:: Data records ::

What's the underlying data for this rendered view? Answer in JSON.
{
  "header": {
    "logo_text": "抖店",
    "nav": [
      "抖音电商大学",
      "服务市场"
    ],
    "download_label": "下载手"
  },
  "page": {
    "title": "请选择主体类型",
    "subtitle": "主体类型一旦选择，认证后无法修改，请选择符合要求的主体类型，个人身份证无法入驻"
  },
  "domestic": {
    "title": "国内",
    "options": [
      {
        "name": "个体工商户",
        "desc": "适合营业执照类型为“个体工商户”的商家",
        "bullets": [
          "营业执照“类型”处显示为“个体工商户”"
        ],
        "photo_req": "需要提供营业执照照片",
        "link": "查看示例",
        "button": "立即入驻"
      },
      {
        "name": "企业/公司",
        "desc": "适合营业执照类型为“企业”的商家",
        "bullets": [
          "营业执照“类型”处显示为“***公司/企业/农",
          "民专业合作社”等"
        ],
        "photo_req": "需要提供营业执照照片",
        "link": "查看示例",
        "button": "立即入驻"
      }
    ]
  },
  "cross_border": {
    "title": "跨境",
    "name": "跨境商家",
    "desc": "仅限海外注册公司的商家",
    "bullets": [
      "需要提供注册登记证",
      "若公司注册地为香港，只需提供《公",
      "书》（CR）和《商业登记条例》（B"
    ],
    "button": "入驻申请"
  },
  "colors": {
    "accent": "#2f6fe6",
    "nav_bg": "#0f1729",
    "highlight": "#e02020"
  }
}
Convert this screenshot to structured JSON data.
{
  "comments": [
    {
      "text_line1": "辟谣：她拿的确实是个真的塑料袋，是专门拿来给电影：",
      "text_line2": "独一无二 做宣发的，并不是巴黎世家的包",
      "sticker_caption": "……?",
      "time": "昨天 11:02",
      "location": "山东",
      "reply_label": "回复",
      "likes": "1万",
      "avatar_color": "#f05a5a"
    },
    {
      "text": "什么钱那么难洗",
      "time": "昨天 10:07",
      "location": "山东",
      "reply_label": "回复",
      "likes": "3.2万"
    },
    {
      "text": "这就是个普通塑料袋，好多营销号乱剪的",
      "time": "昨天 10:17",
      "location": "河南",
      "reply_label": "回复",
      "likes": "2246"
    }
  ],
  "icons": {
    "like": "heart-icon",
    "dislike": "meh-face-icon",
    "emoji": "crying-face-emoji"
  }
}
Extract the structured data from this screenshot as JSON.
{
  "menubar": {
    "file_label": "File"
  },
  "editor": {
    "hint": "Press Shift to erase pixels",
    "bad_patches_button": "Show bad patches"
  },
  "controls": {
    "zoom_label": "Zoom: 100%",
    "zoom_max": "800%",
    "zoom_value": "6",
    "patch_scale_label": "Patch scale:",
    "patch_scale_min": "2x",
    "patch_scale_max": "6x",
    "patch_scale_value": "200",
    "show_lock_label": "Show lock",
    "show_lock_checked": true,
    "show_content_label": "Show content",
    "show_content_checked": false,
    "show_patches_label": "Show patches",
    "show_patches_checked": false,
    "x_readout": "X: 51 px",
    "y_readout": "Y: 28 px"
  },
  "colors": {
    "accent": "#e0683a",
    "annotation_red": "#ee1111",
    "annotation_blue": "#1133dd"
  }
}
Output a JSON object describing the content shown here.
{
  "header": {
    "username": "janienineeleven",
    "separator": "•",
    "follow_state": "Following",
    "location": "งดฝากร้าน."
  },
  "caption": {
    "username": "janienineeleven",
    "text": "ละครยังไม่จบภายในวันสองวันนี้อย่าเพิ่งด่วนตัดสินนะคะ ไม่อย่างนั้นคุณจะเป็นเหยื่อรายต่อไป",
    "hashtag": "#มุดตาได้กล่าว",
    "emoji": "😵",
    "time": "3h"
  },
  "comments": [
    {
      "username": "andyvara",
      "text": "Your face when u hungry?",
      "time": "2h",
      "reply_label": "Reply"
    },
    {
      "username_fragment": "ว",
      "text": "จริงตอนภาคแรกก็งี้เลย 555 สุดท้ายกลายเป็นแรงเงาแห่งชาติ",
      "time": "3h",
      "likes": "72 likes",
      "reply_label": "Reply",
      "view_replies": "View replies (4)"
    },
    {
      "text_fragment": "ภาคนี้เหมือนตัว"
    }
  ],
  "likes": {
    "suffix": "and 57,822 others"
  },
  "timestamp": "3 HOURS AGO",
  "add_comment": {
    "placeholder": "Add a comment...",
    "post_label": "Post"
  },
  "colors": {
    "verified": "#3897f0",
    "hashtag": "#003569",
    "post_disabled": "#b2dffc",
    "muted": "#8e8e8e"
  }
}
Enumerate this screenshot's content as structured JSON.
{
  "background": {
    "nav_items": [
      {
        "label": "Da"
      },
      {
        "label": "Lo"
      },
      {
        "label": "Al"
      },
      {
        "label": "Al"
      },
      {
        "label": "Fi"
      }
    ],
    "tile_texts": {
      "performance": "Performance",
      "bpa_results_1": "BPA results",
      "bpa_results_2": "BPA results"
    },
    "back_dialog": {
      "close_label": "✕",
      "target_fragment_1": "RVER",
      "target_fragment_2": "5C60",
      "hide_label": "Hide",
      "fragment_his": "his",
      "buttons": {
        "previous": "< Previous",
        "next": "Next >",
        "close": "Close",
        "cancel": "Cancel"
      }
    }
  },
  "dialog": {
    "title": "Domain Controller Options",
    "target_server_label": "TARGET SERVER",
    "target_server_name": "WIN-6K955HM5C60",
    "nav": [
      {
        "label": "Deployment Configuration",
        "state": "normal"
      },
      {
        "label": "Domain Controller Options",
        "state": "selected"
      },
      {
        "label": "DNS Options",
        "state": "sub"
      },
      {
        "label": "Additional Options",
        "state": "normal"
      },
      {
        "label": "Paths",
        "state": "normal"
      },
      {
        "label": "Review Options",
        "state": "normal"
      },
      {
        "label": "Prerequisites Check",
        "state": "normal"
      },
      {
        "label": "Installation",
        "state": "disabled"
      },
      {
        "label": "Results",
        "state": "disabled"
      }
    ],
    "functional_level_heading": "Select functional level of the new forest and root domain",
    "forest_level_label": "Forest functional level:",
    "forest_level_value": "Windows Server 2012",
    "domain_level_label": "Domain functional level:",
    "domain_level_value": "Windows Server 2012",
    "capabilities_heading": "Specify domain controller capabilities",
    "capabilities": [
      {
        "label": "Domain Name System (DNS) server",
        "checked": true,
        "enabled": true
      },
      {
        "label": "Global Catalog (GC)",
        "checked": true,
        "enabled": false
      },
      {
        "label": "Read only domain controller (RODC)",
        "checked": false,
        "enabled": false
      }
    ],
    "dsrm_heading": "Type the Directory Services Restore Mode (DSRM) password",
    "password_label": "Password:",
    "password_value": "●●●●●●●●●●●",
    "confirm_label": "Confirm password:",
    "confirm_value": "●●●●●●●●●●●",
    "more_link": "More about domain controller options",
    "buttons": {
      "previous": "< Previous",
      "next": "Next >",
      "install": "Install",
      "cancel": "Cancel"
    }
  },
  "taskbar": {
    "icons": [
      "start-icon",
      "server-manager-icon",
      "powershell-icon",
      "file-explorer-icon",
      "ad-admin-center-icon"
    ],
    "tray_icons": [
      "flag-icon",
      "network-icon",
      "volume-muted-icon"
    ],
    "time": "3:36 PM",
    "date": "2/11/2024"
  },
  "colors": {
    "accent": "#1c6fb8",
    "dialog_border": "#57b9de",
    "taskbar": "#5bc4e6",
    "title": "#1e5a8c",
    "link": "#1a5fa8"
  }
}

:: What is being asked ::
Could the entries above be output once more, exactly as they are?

:: Solution to this task ::
What's the underlying data for this rendered view? Answer in JSON.
{
  "header": {
    "logo_text": "抖店",
    "nav": [
      "抖音电商大学",
      "服务市场"
    ],
    "download_label": "下载手"
  },
  "page": {
    "title": "请选择主体类型",
    "subtitle": "主体类型一旦选择，认证后无法修改，请选择符合要求的主体类型，个人身份证无法入驻"
  },
  "domestic": {
    "title": "国内",
    "options": [
      {
        "name": "个体工商户",
        "desc": "适合营业执照类型为“个体工商户”的商家",
        "bullets": [
          "营业执照“类型”处显示为“个体工商户”"
        ],
        "photo_req": "需要提供营业执照照片",
        "link": "查看示例",
        "button": "立即入驻"
      },
      {
        "name": "企业/公司",
        "desc": "适合营业执照类型为“企业”的商家",
        "bullets": [
          "营业执照“类型”处显示为“***公司/企业/农",
          "民专业合作社”等"
        ],
        "photo_req": "需要提供营业执照照片",
        "link": "查看示例",
        "button": "立即入驻"
      }
    ]
  },
  "cross_border": {
    "title": "跨境",
    "name": "跨境商家",
    "desc": "仅限海外注册公司的商家",
    "bullets": [
      "需要提供注册登记证",
      "若公司注册地为香港，只需提供《公",
      "书》（CR）和《商业登记条例》（B"
    ],
    "button": "入驻申请"
  },
  "colors": {
    "accent": "#2f6fe6",
    "nav_bg": "#0f1729",
    "highlight": "#e02020"
  }
}
Convert this screenshot to structured JSON data.
{
  "comments": [
    {
      "text_line1": "辟谣：她拿的确实是个真的塑料袋，是专门拿来给电影：",
      "text_line2": "独一无二 做宣发的，并不是巴黎世家的包",
      "sticker_caption": "……?",
      "time": "昨天 11:02",
      "location": "山东",
      "reply_label": "回复",
      "likes": "1万",
      "avatar_color": "#f05a5a"
    },
    {
      "text": "什么钱那么难洗",
      "time": "昨天 10:07",
      "location": "山东",
      "reply_label": "回复",
      "likes": "3.2万"
    },
    {
      "text": "这就是个普通塑料袋，好多营销号乱剪的",
      "time": "昨天 10:17",
      "location": "河南",
      "reply_label": "回复",
      "likes": "2246"
    }
  ],
  "icons": {
    "like": "heart-icon",
    "dislike": "meh-face-icon",
    "emoji": "crying-face-emoji"
  }
}
Extract the structured data from this screenshot as JSON.
{
  "menubar": {
    "file_label": "File"
  },
  "editor": {
    "hint": "Press Shift to erase pixels",
    "bad_patches_button": "Show bad patches"
  },
  "controls": {
    "zoom_label": "Zoom: 100%",
    "zoom_max": "800%",
    "zoom_value": "6",
    "patch_scale_label": "Patch scale:",
    "patch_scale_min": "2x",
    "patch_scale_max": "6x",
    "patch_scale_value": "200",
    "show_lock_label": "Show lock",
    "show_lock_checked": true,
    "show_content_label": "Show content",
    "show_content_checked": false,
    "show_patches_label": "Show patches",
    "show_patches_checked": false,
    "x_readout": "X: 51 px",
    "y_readout": "Y: 28 px"
  },
  "colors": {
    "accent": "#e0683a",
    "annotation_red": "#ee1111",
    "annotation_blue": "#1133dd"
  }
}
Output a JSON object describing the content shown here.
{
  "header": {
    "username": "janienineeleven",
    "separator": "•",
    "follow_state": "Following",
    "location": "งดฝากร้าน."
  },
  "caption": {
    "username": "janienineeleven",
    "text": "ละครยังไม่จบภายในวันสองวันนี้อย่าเพิ่งด่วนตัดสินนะคะ ไม่อย่างนั้นคุณจะเป็นเหยื่อรายต่อไป",
    "hashtag": "#มุดตาได้กล่าว",
    "emoji": "😵",
    "time": "3h"
  },
  "comments": [
    {
      "username": "andyvara",
      "text": "Your face when u hungry?",
      "time": "2h",
      "reply_label": "Reply"
    },
    {
      "username_fragment": "ว",
      "text": "จริงตอนภาคแรกก็งี้เลย 555 สุดท้ายกลายเป็นแรงเงาแห่งชาติ",
      "time": "3h",
      "likes": "72 likes",
      "reply_label": "Reply",
      "view_replies": "View replies (4)"
    },
    {
      "text_fragment": "ภาคนี้เหมือนตัว"
    }
  ],
  "likes": {
    "suffix": "and 57,822 others"
  },
  "timestamp": "3 HOURS AGO",
  "add_comment": {
    "placeholder": "Add a comment...",
    "post_label": "Post"
  },
  "colors": {
    "verified": "#3897f0",
    "hashtag": "#003569",
    "post_disabled": "#b2dffc",
    "muted": "#8e8e8e"
  }
}
Enumerate this screenshot's content as structured JSON.
{
  "background": {
    "nav_items": [
      {
        "label": "Da"
      },
      {
        "label": "Lo"
      },
      {
        "label": "Al"
      },
      {
        "label": "Al"
      },
      {
        "label": "Fi"
      }
    ],
    "tile_texts": {
      "performance": "Performance",
      "bpa_results_1": "BPA results",
      "bpa_results_2": "BPA results"
    },
    "back_dialog": {
      "close_label": "✕",
      "target_fragment_1": "RVER",
      "target_fragment_2": "5C60",
      "hide_label": "Hide",
      "fragment_his": "his",
      "buttons": {
        "previous": "< Previous",
        "next": "Next >",
        "close": "Close",
        "cancel": "Cancel"
      }
    }
  },
  "dialog": {
    "title": "Domain Controller Options",
    "target_server_label": "TARGET SERVER",
    "target_server_name": "WIN-6K955HM5C60",
    "nav": [
      {
        "label": "Deployment Configuration",
        "state": "normal"
      },
      {
        "label": "Domain Controller Options",
        "state": "selected"
      },
      {
        "label": "DNS Options",
        "state": "sub"
      },
      {
        "label": "Additional Options",
        "state": "normal"
      },
      {
        "label": "Paths",
        "state": "normal"
      },
      {
        "label": "Review Options",
        "state": "normal"
      },
      {
        "label": "Prerequisites Check",
        "state": "normal"
      },
      {
        "label": "Installation",
        "state": "disabled"
      },
      {
        "label": "Results",
        "state": "disabled"
      }
    ],
    "functional_level_heading": "Select functional level of the new forest and root domain",
    "forest_level_label": "Forest functional level:",
    "forest_level_value": "Windows Server 2012",
    "domain_level_label": "Domain functional level:",
    "domain_level_value": "Windows Server 2012",
    "capabilities_heading": "Specify domain controller capabilities",
    "capabilities": [
      {
        "label": "Domain Name System (DNS) server",
        "checked": true,
        "enabled": true
      },
      {
        "label": "Global Catalog (GC)",
        "checked": true,
        "enabled": false
      },
      {
        "label": "Read only domain controller (RODC)",
        "checked": false,
        "enabled": false
      }
    ],
    "dsrm_heading": "Type the Directory Services Restore Mode (DSRM) password",
    "password_label": "Password:",
    "password_value": "●●●●●●●●●●●",
    "confirm_label": "Confirm password:",
    "confirm_value": "●●●●●●●●●●●",
    "more_link": "More about domain controller options",
    "buttons": {
      "previous": "< Previous",
      "next": "Next >",
      "install": "Install",
      "cancel": "Cancel"
    }
  },
  "taskbar": {
    "icons": [
      "start-icon",
      "server-manager-icon",
      "powershell-icon",
      "file-explorer-icon",
      "ad-admin-center-icon"
    ],
    "tray_icons": [
      "flag-icon",
      "network-icon",
      "volume-muted-icon"
    ],
    "time": "3:36 PM",
    "date": "2/11/2024"
  },
  "colors": {
    "accent": "#1c6fb8",
    "dialog_border": "#57b9de",
    "taskbar": "#5bc4e6",
    "title": "#1e5a8c",
    "link": "#1a5fa8"
  }
}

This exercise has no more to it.